Gold King Mine and 35 mining sites added to National Priorities List for Superfund cleanup
The U.S. Environmental Protection Agency (EPA) took a key step toward cleanup at the Gold King Mine and 35 other sites in the Bonita Mining District in southwestern Colorado, putting them on the National Priorities List (NPL) for Superfund cleanup.
The Bonita Mining District NPL will consist of 35 dormant mines, seven tunnels, four heaps of tailings and two study areas located along Mineral Creek, Cement Creek and the Upper Animas River.
These are among 10 new sites nationwide targeted for cleanups — dependent on Congress providing funds. The federal Superfund program involves investigating and cleaning up the nation’s worst environmental disasters to protect human health and the environment, The Denver Post reported.
“Listing the Bonita Peak Mining District on the National Priorities List is an important step that enables EPA to secure the necessary resources to investigate and address contamination concerns of San Juan and La Plata Counties, as well as other downstream communities in New Mexico, Utah, and the Navajo Nation,” EPA regional administrator Shaun McGrath said in a prepared statement.
“We look forward to continuing our efforts with the state of Colorado, the Bureau of Land Management, the U.S Forest Service, tribal governments and our community partners to address the impacts of acid mine drainage on the Animas River.”

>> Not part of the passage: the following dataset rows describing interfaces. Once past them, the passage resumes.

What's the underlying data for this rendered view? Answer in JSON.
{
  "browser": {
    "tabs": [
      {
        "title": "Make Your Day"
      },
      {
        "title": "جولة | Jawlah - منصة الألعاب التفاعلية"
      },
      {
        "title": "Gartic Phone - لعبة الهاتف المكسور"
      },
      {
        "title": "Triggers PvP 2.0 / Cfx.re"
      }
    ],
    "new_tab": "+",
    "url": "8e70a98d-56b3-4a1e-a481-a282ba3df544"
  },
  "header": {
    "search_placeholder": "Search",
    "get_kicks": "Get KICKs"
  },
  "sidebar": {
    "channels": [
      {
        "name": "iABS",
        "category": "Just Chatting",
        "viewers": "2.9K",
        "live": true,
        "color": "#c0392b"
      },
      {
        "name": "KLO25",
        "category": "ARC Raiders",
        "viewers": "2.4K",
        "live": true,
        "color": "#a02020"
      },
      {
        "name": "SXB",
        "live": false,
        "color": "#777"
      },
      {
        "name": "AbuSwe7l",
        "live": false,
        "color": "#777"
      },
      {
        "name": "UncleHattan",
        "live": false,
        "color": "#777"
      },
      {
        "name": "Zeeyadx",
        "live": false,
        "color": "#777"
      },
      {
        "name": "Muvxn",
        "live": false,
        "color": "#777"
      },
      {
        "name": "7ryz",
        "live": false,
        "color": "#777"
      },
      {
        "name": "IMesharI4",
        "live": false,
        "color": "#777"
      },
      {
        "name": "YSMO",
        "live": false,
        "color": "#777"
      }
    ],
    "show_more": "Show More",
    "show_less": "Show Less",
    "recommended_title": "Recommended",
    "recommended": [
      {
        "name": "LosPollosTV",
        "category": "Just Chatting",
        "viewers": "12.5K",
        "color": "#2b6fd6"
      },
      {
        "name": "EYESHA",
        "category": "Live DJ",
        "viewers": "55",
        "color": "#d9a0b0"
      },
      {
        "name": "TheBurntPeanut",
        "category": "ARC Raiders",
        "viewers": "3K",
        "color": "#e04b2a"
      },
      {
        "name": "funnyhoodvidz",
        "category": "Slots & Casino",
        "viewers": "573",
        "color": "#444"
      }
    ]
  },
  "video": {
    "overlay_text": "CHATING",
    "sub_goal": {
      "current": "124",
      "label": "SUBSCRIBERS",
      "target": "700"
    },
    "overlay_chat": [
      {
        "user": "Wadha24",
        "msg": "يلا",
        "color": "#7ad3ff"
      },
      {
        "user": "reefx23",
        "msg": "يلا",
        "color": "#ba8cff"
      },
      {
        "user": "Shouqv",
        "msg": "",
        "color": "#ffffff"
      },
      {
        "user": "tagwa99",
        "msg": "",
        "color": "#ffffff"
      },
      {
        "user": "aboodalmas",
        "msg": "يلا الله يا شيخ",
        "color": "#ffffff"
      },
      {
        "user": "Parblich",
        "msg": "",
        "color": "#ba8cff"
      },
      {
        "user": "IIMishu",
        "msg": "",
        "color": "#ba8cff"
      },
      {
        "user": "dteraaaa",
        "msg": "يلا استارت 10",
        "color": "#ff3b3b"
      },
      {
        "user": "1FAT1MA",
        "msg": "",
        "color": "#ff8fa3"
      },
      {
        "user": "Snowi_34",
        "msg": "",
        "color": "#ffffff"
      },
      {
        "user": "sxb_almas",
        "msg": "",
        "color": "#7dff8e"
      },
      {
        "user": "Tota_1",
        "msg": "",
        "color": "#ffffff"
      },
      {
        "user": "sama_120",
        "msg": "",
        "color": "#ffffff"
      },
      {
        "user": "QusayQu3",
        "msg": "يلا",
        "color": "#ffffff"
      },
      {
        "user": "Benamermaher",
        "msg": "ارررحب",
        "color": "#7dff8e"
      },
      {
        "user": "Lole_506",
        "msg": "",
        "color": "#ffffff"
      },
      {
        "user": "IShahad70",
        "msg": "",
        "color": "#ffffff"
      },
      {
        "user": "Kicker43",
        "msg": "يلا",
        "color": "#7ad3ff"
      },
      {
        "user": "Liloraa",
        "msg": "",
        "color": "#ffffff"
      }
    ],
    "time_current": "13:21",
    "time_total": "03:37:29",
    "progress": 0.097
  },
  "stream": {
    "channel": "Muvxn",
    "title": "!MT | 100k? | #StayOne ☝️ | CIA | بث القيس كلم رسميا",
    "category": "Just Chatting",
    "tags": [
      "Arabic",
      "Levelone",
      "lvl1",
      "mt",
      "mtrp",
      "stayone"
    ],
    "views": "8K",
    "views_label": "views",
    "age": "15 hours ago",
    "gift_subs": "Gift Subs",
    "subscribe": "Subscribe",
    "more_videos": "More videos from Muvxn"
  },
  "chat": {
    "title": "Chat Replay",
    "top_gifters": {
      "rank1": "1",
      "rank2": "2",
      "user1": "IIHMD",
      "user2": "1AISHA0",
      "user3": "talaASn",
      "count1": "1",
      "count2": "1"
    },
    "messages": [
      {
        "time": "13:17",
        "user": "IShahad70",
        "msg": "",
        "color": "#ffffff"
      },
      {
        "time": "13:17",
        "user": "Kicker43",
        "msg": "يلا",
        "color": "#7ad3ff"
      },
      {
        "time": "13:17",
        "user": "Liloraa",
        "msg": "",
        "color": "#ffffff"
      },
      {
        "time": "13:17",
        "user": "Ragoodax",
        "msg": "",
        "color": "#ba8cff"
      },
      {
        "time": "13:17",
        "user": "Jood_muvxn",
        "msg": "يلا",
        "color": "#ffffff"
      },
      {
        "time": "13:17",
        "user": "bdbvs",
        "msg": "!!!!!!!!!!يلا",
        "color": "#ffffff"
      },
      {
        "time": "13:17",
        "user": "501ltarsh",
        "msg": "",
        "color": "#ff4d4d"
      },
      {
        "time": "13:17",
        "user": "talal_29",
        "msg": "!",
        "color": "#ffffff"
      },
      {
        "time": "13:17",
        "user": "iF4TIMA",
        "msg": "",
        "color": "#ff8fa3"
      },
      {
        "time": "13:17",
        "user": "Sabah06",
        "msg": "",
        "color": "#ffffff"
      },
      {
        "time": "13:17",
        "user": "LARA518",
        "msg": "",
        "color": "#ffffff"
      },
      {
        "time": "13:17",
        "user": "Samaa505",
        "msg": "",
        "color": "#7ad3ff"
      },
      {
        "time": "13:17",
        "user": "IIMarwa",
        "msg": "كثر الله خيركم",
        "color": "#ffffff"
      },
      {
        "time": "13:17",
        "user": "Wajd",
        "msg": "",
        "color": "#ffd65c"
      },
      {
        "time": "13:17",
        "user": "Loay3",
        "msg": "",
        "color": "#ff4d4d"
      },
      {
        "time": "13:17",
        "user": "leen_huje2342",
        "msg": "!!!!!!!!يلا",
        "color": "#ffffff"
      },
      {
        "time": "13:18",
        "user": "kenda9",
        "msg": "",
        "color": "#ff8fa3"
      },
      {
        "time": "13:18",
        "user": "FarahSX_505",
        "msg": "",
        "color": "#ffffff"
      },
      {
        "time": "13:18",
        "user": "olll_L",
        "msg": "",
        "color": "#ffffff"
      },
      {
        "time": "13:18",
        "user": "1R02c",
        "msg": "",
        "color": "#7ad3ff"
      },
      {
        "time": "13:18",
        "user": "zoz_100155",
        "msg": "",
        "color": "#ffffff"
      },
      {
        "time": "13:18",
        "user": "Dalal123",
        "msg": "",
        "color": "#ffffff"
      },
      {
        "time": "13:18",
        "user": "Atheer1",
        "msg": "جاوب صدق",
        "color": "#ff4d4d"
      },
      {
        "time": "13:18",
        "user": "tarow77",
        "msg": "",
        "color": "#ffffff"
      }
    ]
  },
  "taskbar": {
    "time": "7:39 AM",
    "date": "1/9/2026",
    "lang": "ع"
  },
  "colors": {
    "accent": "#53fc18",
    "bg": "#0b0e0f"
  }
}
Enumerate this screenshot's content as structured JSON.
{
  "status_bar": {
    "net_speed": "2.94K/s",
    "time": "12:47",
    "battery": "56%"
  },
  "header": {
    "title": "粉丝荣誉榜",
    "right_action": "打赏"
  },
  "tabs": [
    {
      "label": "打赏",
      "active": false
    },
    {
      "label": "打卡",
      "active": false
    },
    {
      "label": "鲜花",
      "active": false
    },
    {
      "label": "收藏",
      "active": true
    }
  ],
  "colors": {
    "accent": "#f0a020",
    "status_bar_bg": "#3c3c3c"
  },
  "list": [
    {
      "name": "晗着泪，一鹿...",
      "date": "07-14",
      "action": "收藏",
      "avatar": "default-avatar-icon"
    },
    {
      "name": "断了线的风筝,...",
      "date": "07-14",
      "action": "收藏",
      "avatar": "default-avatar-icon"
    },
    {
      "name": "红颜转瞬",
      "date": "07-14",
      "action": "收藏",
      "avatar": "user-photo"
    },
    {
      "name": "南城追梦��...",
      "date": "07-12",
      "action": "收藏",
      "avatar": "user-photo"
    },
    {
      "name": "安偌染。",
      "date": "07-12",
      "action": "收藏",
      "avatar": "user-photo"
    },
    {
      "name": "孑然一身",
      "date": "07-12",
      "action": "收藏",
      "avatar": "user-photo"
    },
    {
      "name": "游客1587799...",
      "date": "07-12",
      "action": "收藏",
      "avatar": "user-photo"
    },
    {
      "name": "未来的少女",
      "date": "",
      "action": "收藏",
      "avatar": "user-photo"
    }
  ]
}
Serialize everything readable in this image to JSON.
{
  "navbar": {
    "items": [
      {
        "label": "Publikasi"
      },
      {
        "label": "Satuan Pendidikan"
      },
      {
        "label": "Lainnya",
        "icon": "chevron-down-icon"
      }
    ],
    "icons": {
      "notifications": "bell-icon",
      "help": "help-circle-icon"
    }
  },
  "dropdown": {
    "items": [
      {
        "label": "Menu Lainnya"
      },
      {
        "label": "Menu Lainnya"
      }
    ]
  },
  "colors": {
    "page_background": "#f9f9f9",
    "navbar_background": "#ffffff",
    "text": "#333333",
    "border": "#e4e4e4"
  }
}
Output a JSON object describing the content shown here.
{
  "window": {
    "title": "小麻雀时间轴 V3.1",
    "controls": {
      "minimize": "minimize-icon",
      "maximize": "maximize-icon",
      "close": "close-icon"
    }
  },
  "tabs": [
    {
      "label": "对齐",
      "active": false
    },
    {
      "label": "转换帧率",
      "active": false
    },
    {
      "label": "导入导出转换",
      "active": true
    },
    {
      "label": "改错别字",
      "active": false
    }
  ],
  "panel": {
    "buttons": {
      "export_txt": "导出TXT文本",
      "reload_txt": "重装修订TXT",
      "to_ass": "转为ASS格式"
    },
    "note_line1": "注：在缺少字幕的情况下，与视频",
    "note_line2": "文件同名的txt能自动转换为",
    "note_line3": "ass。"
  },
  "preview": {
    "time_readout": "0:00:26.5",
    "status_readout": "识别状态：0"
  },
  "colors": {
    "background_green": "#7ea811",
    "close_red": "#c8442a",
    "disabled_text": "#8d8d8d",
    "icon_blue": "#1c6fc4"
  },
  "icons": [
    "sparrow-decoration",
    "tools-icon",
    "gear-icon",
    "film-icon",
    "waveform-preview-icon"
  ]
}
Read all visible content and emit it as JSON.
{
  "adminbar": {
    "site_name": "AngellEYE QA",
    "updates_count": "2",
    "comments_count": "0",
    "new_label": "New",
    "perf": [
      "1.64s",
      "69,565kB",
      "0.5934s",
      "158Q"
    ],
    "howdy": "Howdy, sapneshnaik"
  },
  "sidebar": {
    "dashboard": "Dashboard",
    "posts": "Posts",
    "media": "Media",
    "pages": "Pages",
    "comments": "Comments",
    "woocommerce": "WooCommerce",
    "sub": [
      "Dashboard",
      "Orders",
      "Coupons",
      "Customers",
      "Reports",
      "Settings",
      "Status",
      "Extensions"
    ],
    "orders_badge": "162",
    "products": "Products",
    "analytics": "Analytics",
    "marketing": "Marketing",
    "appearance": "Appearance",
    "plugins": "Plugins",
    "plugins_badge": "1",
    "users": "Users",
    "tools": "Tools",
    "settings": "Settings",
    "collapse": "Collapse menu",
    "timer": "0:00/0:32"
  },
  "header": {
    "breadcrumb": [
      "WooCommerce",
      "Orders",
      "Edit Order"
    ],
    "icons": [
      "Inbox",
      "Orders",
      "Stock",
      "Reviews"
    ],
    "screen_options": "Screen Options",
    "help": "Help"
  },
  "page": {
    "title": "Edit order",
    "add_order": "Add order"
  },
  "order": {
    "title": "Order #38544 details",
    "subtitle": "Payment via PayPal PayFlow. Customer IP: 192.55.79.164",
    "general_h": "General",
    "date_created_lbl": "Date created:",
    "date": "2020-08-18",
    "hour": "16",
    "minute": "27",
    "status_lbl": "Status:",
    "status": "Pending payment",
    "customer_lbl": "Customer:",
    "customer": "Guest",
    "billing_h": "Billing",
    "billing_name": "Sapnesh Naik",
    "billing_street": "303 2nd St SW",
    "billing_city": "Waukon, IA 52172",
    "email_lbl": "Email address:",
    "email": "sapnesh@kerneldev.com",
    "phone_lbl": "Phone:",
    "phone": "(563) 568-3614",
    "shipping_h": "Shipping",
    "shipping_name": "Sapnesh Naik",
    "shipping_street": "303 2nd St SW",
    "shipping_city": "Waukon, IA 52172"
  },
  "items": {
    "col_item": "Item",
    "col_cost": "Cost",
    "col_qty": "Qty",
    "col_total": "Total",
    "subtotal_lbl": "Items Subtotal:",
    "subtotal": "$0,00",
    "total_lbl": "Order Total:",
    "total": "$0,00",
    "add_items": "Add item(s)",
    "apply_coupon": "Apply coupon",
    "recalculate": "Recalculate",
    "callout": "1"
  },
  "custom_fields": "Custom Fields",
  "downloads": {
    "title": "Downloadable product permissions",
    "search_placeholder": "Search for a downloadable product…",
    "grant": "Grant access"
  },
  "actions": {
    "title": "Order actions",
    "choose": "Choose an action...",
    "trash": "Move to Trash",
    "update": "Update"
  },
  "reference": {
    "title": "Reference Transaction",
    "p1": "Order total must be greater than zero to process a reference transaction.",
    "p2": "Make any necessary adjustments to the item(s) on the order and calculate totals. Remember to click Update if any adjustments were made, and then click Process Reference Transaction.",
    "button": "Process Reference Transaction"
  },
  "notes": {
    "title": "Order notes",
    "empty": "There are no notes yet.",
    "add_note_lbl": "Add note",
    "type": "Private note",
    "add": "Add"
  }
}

The formal designation had been expected, and preliminary work at the Gold King has begun. An EPA–run crew in August 2015, assessing how to open the Gold King as acid metals wastewater built up inside, accidentally triggered a 3 million-gallon spill.
EPA officials on April 7 proposed adding the Bonita district to the priorities list and began a period for public comment.
"The listing does not resolve pending litigation by the State of New Mexico and the Navajo Nation regarding the August 2015 release from the Gold King Mine,” Thaddeus Lightfoot, a partner at the international law firm Dorsey & Whitney said. “That litigation alleges EPA negligence caused extensive damage to the Animas and San Juan Rivers. However, the final Bonita Mining District NPL listing is significant for three reasons.”
Lightfoot said the listing could pave the way for the use of federal Superfund program funds to investigate and remedy damage in the area; will allow the federal government to investigate adverse effects in the entire Bonita Mining District and wherever hazardous substances released in the district have travelled and that the listing has ended the debate over whether the federal government should use the Superfund program to address contamination in the area.
“Listing the Bonita Peak Mining District is critical to addressing historic mining impacts in San Juan County and our downstream communities,” Colorado Department of Public Health and Environment director of environmental programs Martha Rudolph said in a statement issued by EPA officials as part of their announcement.
U.S. Rep. Scott Tipton expressed hope for greater collaboration on the cleanup.
“I’m hopeful that with this designation the EPA will continue to collaborate with local, tribal, and state officials and work to protect the local economy, maximizing local employment opportunities where possible, and providing adequate funding to ensure the cleanup begins as quickly as possible,” Tipton said in a prepared statement following the EPA decision.